A contingent of U.S. Delta Force soldiers, with the assistance of the Kurdish military, undertook a daring hostage rescue in a small Iraqi town last week to free prisoners captured by ISIS militants, the New York Timesreported. NBC News managed to obtain rare helmet camera footage, reportedly taken by a Kurdish Peshmerga soldier, of U.S. soldiers bringing the pain to a cadre of brutal ISIS terrorists — and it's unlike any military footage you've ever seen.
The footage is a fascinating look at the military's elite reconnaissance unit in action, straight out of Call of Duty or Zero Dark Thirty (although the latter didn't actually have helmet cameras when they took Osama Bin Laden). Here's the version the Kurdistan Region Security Council released on their YouTube channel this week:
What exactly are we watching here? Former Marine infantryman Thomas Gibbons-Neff explains at the Washington Post:
Evident from the four-minute clip is the the professionalism of the joint force as they move methodically through the compound, searching hostages and moving them, most likely, to the waiting helicopters for extraction. The searches, while seeming redundant, are more than likely to ensure that the enemy hasn’t infiltrated the prisoner population with a suicide vest or other weapon. Also noticeable is the lack of suppressors on a lot of the weapons. Usually a staple of night raids, the lack of ‘silencers’ on the weapons points to what type of fight the Kurds and Americans might have expected on the ground — one that wouldn’t call for discretion.
The only other significant portion of the video shows the commandos moving a number of hostages to safety across what appears to be a “danger area,” usually defined as an exposed piece of terrain that acts as a focal point for enemy fire. The footage shows Kurdish and U.S. forces laying down covering fire while the prisoners move to safety — some are visibly bloodied. As the soldiers and prisoners move, parts of the structure are clearly burning outside, most likely from the concentrated airstrikes that were conducted at the beginning of the raid. According to U.S. officials, after the commandos and hostages departed from the area, an additional set of airstrikes destroyed the compound.
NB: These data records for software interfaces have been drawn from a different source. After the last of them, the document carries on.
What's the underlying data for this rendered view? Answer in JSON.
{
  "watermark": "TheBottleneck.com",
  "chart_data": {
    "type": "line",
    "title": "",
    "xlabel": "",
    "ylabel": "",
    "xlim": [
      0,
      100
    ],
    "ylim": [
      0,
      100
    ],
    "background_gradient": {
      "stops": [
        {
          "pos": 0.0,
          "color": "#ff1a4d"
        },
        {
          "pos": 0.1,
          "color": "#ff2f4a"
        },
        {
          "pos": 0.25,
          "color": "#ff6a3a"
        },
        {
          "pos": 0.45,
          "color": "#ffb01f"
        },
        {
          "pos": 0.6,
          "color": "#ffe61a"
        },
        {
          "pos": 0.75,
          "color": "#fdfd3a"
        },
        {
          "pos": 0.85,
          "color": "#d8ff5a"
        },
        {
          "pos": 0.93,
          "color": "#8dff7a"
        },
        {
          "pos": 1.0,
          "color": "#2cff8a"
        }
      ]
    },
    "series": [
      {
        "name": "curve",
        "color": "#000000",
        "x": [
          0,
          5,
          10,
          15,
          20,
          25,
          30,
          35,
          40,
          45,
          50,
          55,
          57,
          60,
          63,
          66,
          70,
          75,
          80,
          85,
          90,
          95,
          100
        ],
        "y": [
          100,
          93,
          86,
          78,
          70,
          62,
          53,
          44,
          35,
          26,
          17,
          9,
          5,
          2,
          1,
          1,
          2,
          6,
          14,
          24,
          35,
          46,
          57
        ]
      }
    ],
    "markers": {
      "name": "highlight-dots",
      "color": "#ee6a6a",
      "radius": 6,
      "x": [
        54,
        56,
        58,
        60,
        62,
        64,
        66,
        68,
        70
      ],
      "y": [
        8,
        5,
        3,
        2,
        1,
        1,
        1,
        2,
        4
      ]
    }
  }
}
The raid liberated about 70 prisoners, the Times reports. Army Master Sgt. Joshua L. Wheeler, highly-decorated fixture of the Delta Force team that had been supporting Kurdish commandos in their fight against ISIS, was killed in the raid.